Blogs > Your Money

Dave Patterson and Erin Preston, a father-daughter team of Certified Financial Planner® licensees, provide thoughts and suggestions on a broad collection of personal finance topics.  Information provided in this BLOG is intended to be of a general nature and may not be appropriate for all situations.  Readers should consult with their own financial advisors before relying on any information contained herein.

Wednesday, February 2, 2011

Continued Troubles for Real Estate

Although there are signs the economy is improving, a significant roadblock appears likely to remain in place for sometime to come.
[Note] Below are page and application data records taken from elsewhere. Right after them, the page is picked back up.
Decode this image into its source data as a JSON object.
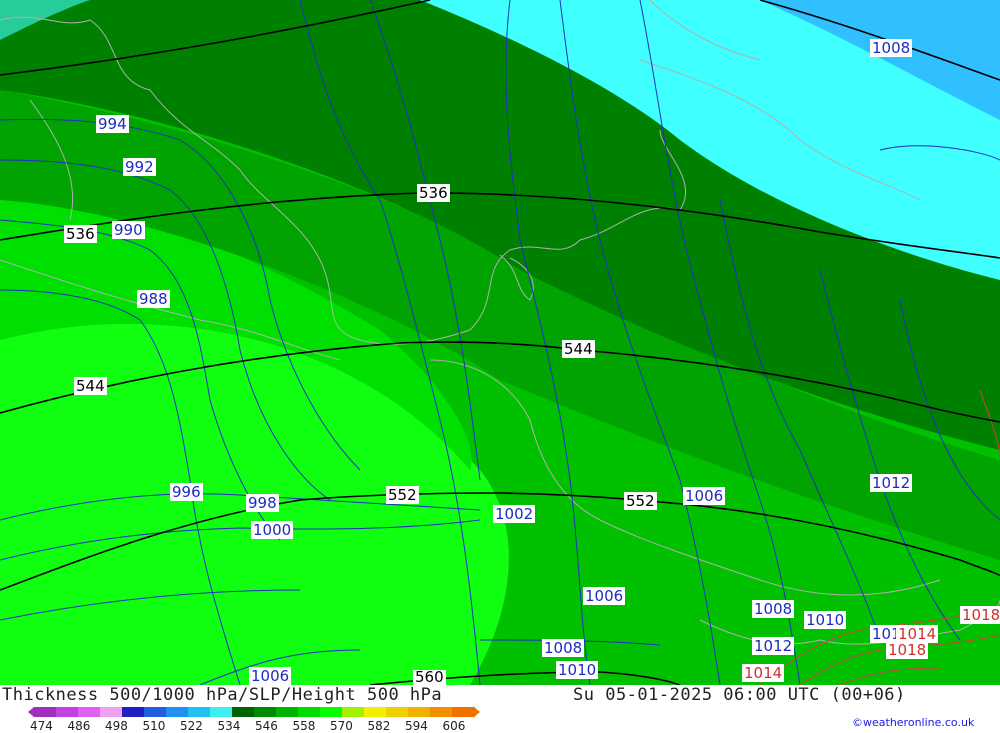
{
  "footer": {
    "title": "Thickness 500/1000 hPa/SLP/Height 500 hPa",
    "datetime": "Su 05-01-2025 06:00 UTC (00+06)",
    "credit": "©weatheronline.co.uk"
  },
  "legend": {
    "values": [
      "474",
      "486",
      "498",
      "510",
      "522",
      "534",
      "546",
      "558",
      "570",
      "582",
      "594",
      "606"
    ],
    "colors": [
      "#a030c0",
      "#c040e0",
      "#e060f0",
      "#f0a0f0",
      "#2020c0",
      "#2060e0",
      "#2090f0",
      "#20c0f0",
      "#40f0f0",
      "#006400",
      "#008c00",
      "#00b400",
      "#00dc00",
      "#00ff00",
      "#a0f000",
      "#f0f000",
      "#f0d000",
      "#f0b000",
      "#f09000",
      "#f07000"
    ]
  },
  "map": {
    "thickness_labels": [
      "536",
      "536",
      "544",
      "544",
      "552",
      "552",
      "560"
    ],
    "pressure_labels": [
      "994",
      "992",
      "990",
      "988",
      "996",
      "998",
      "1000",
      "1002",
      "1006",
      "1006",
      "1008",
      "1008",
      "1008",
      "1010",
      "1010",
      "1012",
      "1012",
      "1006",
      "1014",
      "1014",
      "1018",
      "1018",
      "1010"
    ],
    "colors": {
      "cyan": "#40ffff",
      "sky": "#30c0ff",
      "dark_green": "#008000",
      "green_2": "#00a000",
      "green_3": "#00c000",
      "green_4": "#00e000",
      "light_green": "#10ff10",
      "isobar": "#2030c0",
      "thickness_line": "#000000",
      "coast": "#b0b0b0"
    }
  }
}
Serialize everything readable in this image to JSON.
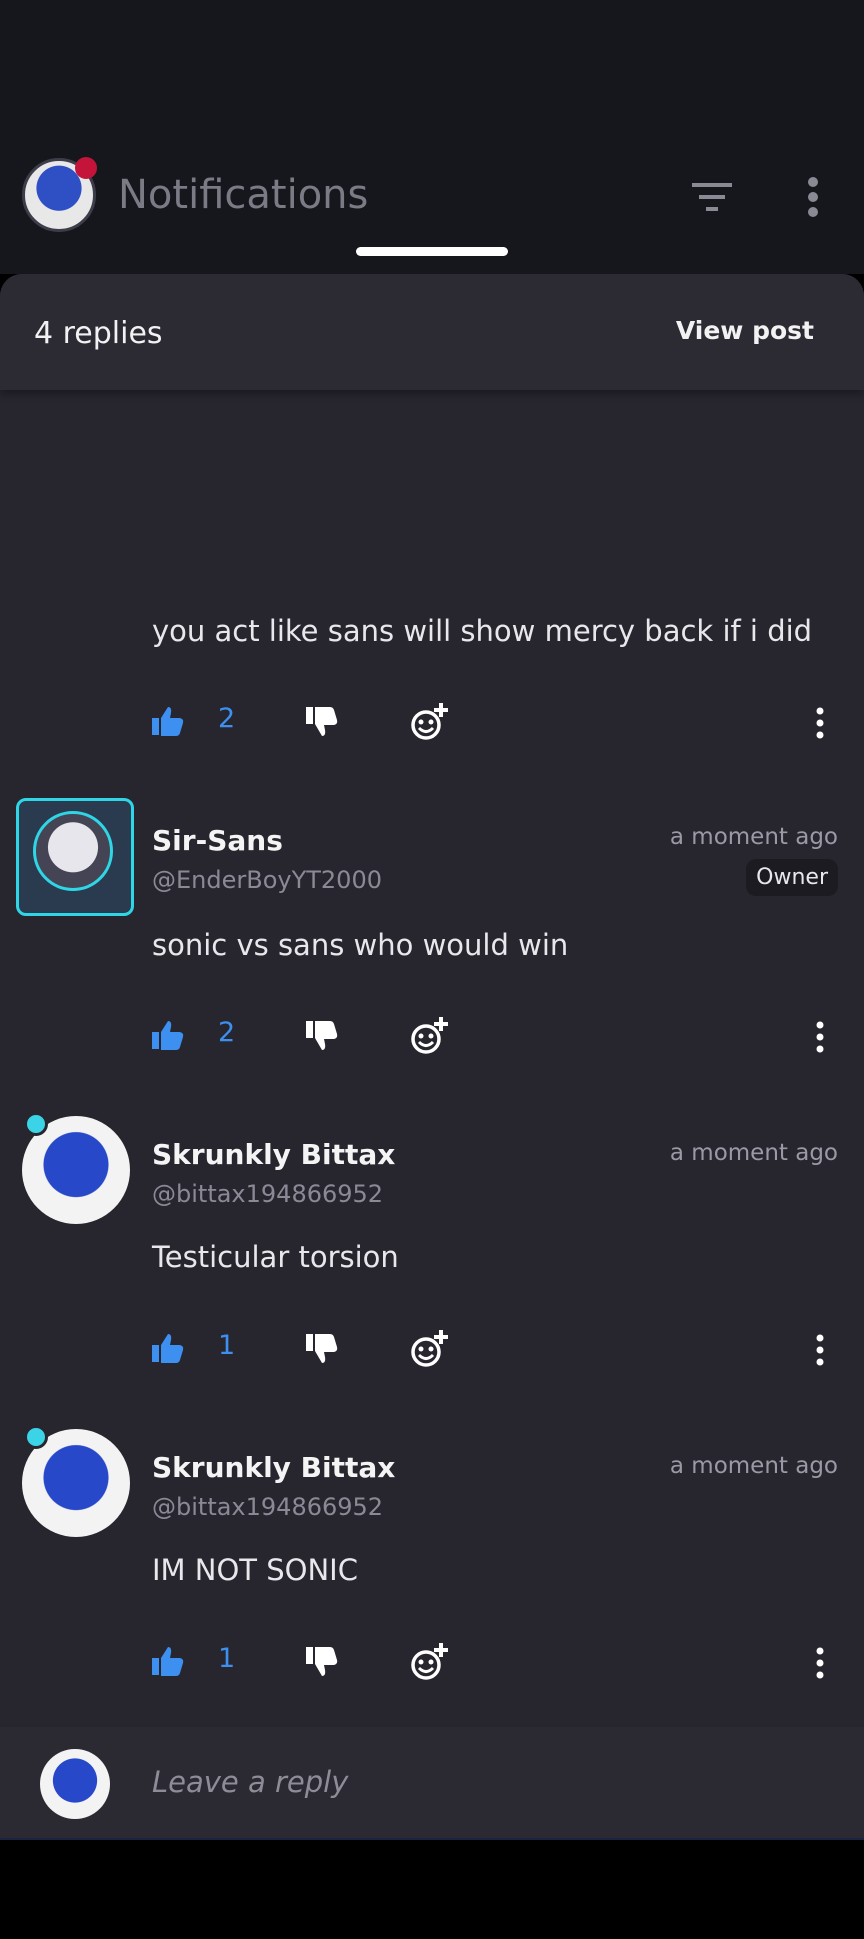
{
  "top_bar": {
    "title": "Notifications"
  },
  "sheet": {
    "replies_count": "4 replies",
    "view_post_label": "View post"
  },
  "comments": [
    {
      "text": "you act like sans will show mercy back if i did",
      "likes": "2"
    },
    {
      "author": "Sir-Sans",
      "handle": "@EnderBoyYT2000",
      "time": "a moment ago",
      "badge": "Owner",
      "text": "sonic vs sans who would win",
      "likes": "2"
    },
    {
      "author": "Skrunkly Bittax",
      "handle": "@bittax194866952",
      "time": "a moment ago",
      "text": "Testicular torsion",
      "likes": "1"
    },
    {
      "author": "Skrunkly Bittax",
      "handle": "@bittax194866952",
      "time": "a moment ago",
      "text": "IM NOT SONIC",
      "likes": "1"
    }
  ],
  "reply_bar": {
    "placeholder": "Leave a reply"
  },
  "colors": {
    "accent": "#3d8ff0",
    "sheet_bg": "#27262f",
    "top_bg": "#16161d"
  },
  "icons": [
    "filter-icon",
    "kebab-menu-icon",
    "thumbs-up-icon",
    "thumbs-down-icon",
    "add-reaction-icon",
    "more-options-icon"
  ]
}
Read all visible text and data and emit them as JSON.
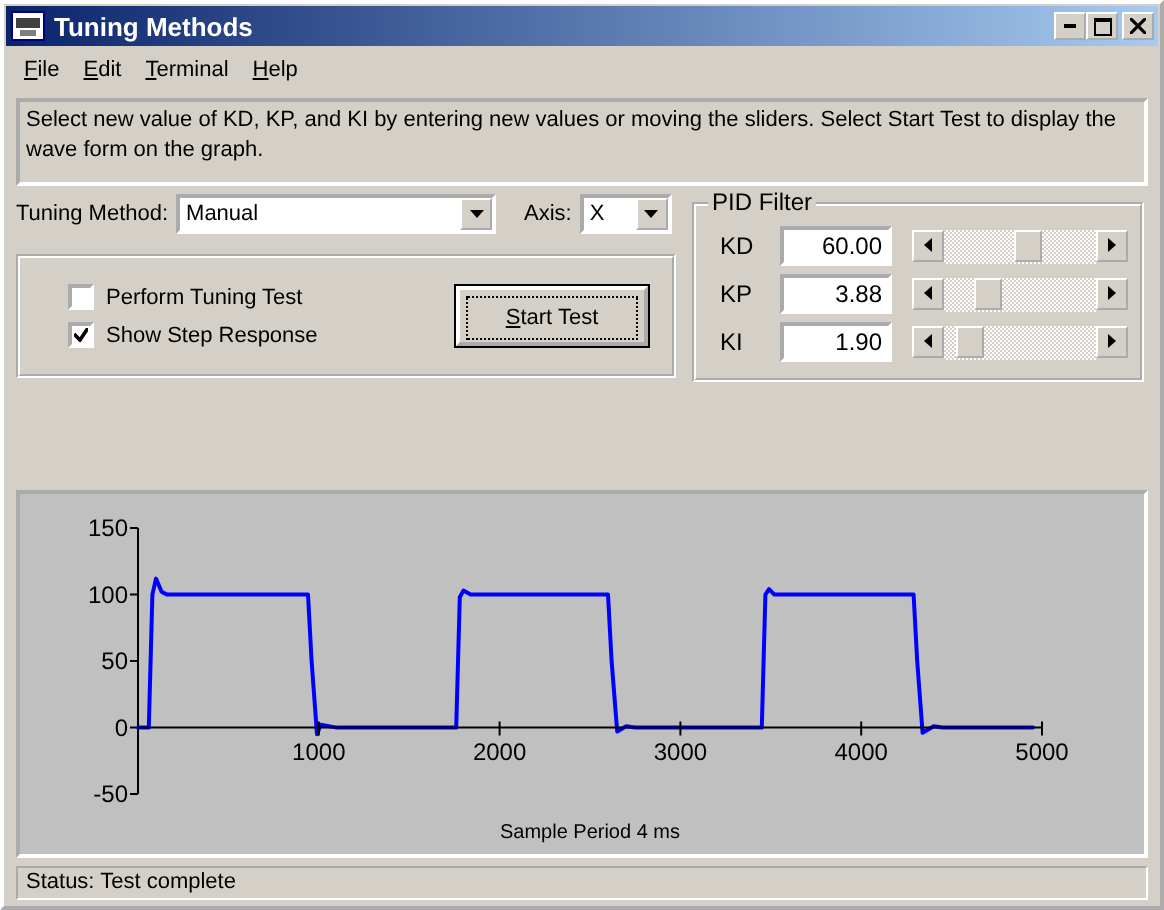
{
  "window": {
    "title": "Tuning Methods"
  },
  "menu": [
    "File",
    "Edit",
    "Terminal",
    "Help"
  ],
  "instructions": "Select new value of KD, KP, and KI by entering new values or moving the sliders.  Select Start Test to display the wave form on the graph.",
  "tuning_method": {
    "label": "Tuning Method:",
    "value": "Manual"
  },
  "axis": {
    "label": "Axis:",
    "value": "X"
  },
  "options": [
    {
      "label": "Perform Tuning Test",
      "checked": false
    },
    {
      "label": "Show Step Response",
      "checked": true
    }
  ],
  "start_button": "Start Test",
  "pid_filter": {
    "title": "PID Filter",
    "params": [
      {
        "name": "KD",
        "value": "60.00",
        "level": 0.57
      },
      {
        "name": "KP",
        "value": "3.88",
        "level": 0.24
      },
      {
        "name": "KI",
        "value": "1.90",
        "level": 0.1
      }
    ]
  },
  "graph": {
    "chart_data": {
      "type": "line",
      "xlabel": "Sample Period 4 ms",
      "xlim": [
        0,
        5000
      ],
      "ylim": [
        -50,
        150
      ],
      "xticks": [
        1000,
        2000,
        3000,
        4000,
        5000
      ],
      "yticks": [
        -50,
        0,
        50,
        100,
        150
      ],
      "x": [
        0,
        60,
        80,
        100,
        130,
        160,
        940,
        960,
        990,
        1010,
        1100,
        1760,
        1780,
        1800,
        1840,
        2600,
        2620,
        2650,
        2700,
        2750,
        3450,
        3470,
        3490,
        3520,
        4290,
        4310,
        4340,
        4400,
        4450,
        4950
      ],
      "series": [
        {
          "color": "#0000ff",
          "values": [
            0,
            0,
            100,
            112,
            102,
            100,
            100,
            50,
            -5,
            2,
            0,
            0,
            98,
            103,
            100,
            100,
            50,
            -3,
            1,
            0,
            0,
            100,
            104,
            100,
            100,
            50,
            -4,
            1,
            0,
            0
          ]
        }
      ]
    }
  },
  "status_bar": "Status: Test complete"
}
Numerous articles we’ve read lately point to a continued downward trend in home prices. We wrote in a recent blog that you shouldn’t consider buying a new home unless you plan to stay for several years.

On Monday (January 31, 2011) two articles appeared, attesting to the further decline in home process. In an article in the Sarasota Herald Tribune by Jack McCabe, Chief Executive Officer of McCabe Research and Consulting LLC, Mr. McCabe stated that it will be sometime before we can declare that housing prices are going to start going up. He said: “We’re not there yet and won’t be in 2011 or, quite honestly, in the near future.”

While some areas of the country may be experiencing a rebound, Mr. McCabe was talking specifically about Florida. A primary reason for his doom and gloom, as stated in his article is: “According to the Mortgage Bankers Association, the largest wave of highly toxic, negative amortization junk loans to hit first-term rate adjustments occurs in 2011-12, portending an additional wave of distressed properties hitting the market for sale in addition to today’s current inventory.”

According to Mr. McCabe, the median price for a single-family home in Sarasota, Florida dropped from $322,700 in 2005 to $160,100 by the end on 2009. Prices dropped another 1.8 percent in 2010 and Mr. McCabe expects the price to drop another 2 to 3 percent in 2011, with median condominium prices to drop another 5 to 10 percent.

Another article, yesterday day in the Wall Street Journal by Nick Timiraos stated that “housing prices are falling at an accelerating rate in many U.S. cities. While Mr. Timiraos noted that the decline is not universal, he noted that a Wall Street Journal survey found that prices declined in the fourth quarter in all of 28 major metropolitan areas tracked.

What this tells us is that any significant economic recovery will likely be muted by real estate prices. Consumers need to continue to be conservative and concentrate on reducing debt, increasing cash reserves and spending cautiously.


Post a Comment

Subscribe to Post Comments [Atom]

<< Home